**Exercise:** Show the lines below where "JSON" occurs.

:: Dataset

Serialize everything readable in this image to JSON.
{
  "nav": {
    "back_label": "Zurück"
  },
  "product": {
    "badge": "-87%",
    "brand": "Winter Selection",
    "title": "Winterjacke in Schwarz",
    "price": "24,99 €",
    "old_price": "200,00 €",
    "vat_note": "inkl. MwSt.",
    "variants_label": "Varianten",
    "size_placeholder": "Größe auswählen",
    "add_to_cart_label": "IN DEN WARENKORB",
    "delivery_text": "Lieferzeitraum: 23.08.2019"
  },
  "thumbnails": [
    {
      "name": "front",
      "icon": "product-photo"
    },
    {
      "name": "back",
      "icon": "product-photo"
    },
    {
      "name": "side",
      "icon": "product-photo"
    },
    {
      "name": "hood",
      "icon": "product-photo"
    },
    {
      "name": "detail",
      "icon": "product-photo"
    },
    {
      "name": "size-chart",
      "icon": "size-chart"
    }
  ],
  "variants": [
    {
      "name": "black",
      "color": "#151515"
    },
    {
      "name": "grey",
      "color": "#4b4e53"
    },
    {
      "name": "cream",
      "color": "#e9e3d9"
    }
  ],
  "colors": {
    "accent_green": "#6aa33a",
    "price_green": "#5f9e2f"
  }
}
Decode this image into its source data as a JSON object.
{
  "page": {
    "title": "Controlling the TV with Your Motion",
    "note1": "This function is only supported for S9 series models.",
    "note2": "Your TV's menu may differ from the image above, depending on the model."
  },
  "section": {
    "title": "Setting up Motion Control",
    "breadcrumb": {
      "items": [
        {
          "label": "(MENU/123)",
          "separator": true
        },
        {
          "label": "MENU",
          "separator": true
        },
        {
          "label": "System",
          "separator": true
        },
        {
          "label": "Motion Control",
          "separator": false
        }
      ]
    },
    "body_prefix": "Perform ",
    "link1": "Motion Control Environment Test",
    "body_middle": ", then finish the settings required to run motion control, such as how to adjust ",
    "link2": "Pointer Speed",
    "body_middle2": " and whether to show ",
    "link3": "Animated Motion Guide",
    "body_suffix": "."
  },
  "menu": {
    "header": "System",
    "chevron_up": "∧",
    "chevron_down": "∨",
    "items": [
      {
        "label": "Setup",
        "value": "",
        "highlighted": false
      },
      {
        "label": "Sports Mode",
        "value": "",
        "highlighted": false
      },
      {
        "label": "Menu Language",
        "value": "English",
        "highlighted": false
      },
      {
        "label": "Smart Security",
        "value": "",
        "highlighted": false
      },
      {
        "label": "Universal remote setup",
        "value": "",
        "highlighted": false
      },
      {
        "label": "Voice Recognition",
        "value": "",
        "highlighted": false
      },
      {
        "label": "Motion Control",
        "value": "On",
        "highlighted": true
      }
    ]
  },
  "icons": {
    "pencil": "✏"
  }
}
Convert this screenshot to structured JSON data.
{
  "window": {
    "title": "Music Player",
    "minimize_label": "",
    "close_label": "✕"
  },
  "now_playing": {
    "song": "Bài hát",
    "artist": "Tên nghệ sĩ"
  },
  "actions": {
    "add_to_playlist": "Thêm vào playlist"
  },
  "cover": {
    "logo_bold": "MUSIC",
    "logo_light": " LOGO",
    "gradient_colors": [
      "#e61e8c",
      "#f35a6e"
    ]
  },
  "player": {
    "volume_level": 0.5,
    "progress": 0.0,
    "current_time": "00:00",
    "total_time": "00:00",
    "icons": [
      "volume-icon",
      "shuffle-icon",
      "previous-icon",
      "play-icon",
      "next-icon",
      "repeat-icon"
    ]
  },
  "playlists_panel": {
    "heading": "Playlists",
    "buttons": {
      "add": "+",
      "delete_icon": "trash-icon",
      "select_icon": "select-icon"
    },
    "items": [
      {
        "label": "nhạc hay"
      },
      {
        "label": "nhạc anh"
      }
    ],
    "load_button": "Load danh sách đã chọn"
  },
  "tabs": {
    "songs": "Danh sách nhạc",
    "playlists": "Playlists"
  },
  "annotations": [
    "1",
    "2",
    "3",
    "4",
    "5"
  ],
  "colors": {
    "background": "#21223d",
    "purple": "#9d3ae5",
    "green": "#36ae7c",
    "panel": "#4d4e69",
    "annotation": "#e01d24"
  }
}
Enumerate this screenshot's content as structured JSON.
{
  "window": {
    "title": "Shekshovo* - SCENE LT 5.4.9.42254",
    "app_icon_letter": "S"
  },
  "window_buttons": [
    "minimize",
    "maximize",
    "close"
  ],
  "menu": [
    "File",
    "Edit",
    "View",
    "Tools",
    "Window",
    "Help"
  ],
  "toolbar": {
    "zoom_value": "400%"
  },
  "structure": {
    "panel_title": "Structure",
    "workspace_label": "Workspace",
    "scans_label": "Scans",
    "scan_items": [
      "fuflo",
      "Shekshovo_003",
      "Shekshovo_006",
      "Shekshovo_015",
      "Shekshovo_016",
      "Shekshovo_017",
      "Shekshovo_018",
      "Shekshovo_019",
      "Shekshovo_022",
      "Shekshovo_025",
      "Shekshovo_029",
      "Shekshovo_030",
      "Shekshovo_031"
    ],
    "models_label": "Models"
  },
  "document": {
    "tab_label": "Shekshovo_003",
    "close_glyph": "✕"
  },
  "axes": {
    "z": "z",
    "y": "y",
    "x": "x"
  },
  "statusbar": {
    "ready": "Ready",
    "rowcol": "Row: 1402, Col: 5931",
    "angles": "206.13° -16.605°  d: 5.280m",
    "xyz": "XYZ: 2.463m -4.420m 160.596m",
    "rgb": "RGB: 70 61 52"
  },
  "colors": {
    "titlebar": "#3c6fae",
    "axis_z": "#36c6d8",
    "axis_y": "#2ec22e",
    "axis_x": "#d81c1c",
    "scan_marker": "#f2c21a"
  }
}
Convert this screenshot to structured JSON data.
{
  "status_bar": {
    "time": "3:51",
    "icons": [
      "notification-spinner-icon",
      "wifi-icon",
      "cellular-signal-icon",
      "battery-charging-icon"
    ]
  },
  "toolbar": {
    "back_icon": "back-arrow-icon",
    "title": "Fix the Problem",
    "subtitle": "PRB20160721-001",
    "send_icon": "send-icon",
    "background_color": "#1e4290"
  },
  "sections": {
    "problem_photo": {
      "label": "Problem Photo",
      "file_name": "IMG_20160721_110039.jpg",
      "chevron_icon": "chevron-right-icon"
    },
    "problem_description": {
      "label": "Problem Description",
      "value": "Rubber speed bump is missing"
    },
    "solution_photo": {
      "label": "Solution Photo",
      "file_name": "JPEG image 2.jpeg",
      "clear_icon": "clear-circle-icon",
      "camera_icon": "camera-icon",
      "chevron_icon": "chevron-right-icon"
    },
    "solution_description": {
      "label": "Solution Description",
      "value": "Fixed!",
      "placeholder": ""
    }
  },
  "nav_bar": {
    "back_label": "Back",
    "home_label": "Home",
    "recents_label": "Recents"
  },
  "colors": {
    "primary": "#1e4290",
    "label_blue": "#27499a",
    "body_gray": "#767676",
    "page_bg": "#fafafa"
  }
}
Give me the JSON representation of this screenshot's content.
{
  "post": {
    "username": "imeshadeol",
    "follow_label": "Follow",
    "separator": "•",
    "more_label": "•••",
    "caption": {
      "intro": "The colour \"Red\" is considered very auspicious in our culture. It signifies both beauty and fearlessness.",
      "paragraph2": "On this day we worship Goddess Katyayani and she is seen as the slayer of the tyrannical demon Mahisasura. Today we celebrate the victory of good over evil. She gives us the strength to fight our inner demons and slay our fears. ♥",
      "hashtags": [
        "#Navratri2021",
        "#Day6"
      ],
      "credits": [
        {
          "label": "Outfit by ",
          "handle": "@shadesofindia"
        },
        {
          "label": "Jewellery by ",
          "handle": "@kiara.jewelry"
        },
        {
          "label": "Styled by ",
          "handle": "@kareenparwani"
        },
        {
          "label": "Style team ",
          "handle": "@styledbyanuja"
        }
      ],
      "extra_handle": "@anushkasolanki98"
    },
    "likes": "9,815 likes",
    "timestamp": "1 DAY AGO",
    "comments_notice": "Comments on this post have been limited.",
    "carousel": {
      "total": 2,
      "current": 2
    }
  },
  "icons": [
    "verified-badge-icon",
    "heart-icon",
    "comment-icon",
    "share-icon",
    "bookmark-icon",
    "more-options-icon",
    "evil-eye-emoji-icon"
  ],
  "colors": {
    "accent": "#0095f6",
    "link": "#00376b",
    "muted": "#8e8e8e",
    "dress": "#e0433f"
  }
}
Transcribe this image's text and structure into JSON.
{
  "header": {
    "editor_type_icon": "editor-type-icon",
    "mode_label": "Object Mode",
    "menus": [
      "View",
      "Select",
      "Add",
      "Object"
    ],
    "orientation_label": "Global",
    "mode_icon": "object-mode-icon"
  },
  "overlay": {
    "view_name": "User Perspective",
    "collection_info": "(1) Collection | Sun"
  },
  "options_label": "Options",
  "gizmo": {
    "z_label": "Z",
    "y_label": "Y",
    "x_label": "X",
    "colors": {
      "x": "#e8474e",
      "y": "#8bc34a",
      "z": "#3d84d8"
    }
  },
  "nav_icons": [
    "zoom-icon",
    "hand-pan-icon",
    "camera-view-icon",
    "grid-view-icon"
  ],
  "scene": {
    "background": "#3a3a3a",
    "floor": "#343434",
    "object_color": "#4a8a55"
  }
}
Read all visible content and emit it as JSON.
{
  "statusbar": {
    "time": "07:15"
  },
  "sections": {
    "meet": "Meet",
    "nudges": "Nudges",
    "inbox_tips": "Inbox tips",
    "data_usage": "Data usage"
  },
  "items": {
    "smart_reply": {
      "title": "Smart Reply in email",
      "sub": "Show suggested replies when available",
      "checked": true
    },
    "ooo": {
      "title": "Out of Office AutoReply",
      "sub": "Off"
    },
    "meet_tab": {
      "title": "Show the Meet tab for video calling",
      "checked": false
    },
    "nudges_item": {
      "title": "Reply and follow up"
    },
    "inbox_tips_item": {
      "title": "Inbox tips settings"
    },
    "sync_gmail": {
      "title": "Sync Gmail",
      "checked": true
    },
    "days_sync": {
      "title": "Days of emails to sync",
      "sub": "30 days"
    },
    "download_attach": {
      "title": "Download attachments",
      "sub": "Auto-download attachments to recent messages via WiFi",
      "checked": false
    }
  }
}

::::

**Completed exercise:**
Serialize everything readable in this image to JSON.
Decode this image into its source data as a JSON object.
Convert this screenshot to structured JSON data.
Enumerate this screenshot's content as structured JSON.
Convert this screenshot to structured JSON data.
Give me the JSON representation of this screenshot's content.
Transcribe this image's text and structure into JSON.
Read all visible content and emit it as JSON.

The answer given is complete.